- Exercise objective -
Lines containing the word "Indonesian": say how many there are in the listing, with only the number as the answer.

_____

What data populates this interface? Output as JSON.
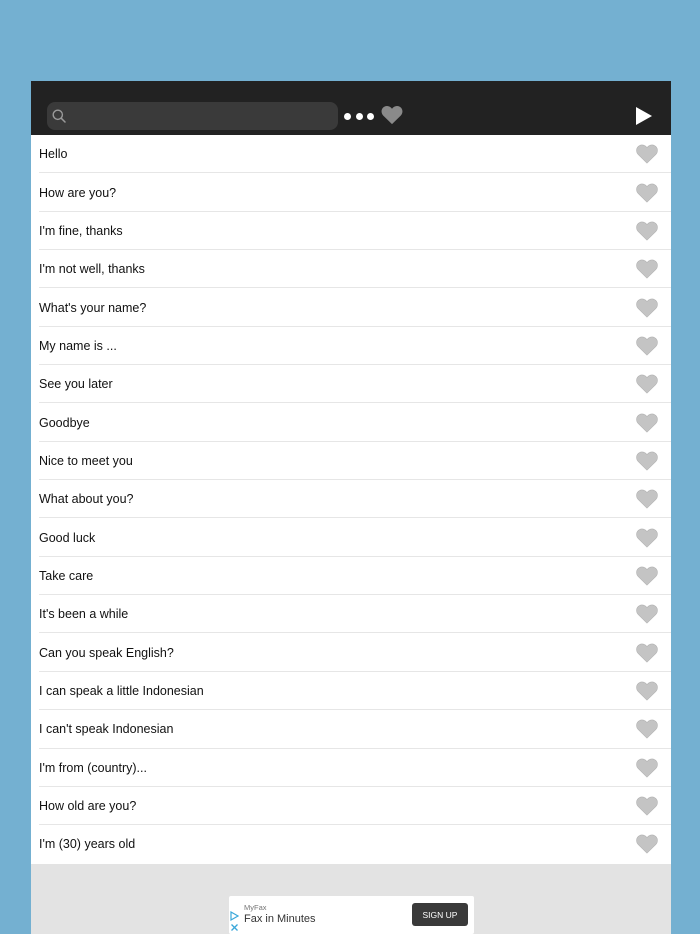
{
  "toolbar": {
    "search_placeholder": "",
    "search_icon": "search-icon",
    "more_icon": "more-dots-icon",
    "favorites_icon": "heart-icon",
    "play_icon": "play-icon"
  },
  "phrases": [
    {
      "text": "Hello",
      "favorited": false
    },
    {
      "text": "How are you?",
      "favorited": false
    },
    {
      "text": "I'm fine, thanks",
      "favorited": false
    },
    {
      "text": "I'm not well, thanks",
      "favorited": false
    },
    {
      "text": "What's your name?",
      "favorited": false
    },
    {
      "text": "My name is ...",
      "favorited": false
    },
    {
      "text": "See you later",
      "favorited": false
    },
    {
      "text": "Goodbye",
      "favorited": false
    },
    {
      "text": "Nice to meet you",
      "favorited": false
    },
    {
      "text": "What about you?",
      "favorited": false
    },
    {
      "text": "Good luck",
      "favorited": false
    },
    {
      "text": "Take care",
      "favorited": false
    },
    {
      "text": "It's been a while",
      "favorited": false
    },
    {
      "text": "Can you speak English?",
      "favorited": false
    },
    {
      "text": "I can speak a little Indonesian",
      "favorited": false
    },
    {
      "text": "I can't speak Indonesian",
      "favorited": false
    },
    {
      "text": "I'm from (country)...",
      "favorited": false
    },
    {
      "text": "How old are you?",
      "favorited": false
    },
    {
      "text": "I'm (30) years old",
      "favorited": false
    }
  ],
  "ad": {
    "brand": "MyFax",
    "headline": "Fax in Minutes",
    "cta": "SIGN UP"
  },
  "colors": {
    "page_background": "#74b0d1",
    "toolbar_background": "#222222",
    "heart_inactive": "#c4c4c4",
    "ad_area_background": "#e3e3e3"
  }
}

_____

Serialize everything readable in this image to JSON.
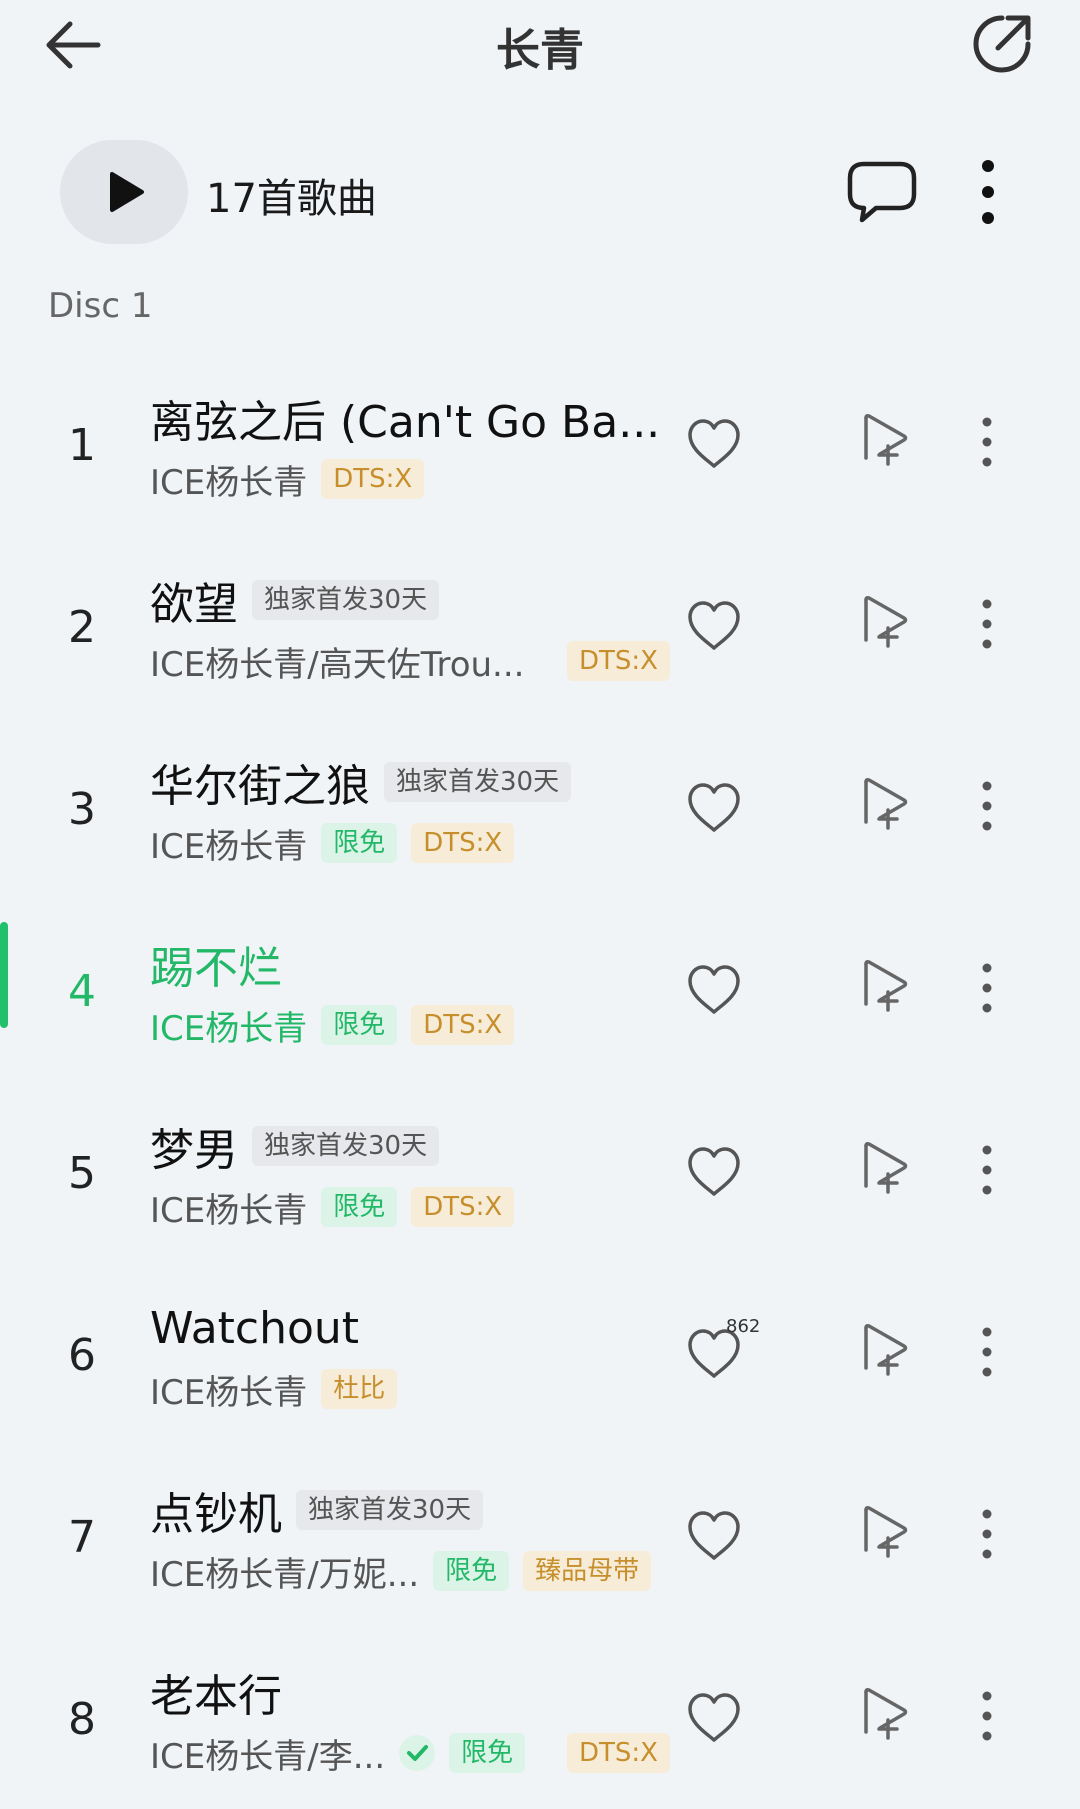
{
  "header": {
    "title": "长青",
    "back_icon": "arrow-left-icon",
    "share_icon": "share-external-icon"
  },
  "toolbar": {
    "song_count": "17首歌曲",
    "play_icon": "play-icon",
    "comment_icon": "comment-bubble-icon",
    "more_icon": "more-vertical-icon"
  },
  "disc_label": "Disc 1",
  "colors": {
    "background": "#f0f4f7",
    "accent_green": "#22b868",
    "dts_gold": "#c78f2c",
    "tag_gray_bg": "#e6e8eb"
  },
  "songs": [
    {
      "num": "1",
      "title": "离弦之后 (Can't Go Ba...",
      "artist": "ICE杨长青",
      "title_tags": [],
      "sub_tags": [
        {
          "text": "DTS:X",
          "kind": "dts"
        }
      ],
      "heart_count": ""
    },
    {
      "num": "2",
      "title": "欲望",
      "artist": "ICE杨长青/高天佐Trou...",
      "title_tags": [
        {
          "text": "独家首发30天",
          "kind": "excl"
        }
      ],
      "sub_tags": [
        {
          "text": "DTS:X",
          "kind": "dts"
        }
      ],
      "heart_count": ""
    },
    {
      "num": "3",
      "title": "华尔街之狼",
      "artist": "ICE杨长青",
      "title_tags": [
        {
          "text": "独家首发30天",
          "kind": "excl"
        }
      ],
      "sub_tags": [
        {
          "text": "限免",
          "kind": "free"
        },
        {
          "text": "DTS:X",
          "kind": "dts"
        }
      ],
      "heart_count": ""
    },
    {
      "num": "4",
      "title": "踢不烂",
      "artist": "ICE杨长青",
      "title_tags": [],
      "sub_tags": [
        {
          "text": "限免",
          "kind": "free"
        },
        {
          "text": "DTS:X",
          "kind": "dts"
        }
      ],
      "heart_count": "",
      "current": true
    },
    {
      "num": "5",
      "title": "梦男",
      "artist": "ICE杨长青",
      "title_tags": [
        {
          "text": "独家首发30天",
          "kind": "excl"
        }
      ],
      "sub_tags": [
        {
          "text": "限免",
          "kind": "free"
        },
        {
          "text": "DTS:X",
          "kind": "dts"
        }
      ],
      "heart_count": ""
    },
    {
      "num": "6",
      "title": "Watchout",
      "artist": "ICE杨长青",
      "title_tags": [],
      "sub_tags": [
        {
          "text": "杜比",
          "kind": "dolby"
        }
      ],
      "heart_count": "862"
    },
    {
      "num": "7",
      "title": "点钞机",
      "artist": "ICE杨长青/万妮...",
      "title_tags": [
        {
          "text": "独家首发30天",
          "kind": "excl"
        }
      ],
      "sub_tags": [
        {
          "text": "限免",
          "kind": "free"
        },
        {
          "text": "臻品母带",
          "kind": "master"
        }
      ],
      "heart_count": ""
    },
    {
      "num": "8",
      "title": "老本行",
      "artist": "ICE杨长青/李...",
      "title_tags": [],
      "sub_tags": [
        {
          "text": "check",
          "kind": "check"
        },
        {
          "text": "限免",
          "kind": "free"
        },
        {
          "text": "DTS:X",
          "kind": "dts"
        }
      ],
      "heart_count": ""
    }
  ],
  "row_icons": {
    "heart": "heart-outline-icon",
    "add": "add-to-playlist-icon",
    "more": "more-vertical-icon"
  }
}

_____

- Exercise output -
2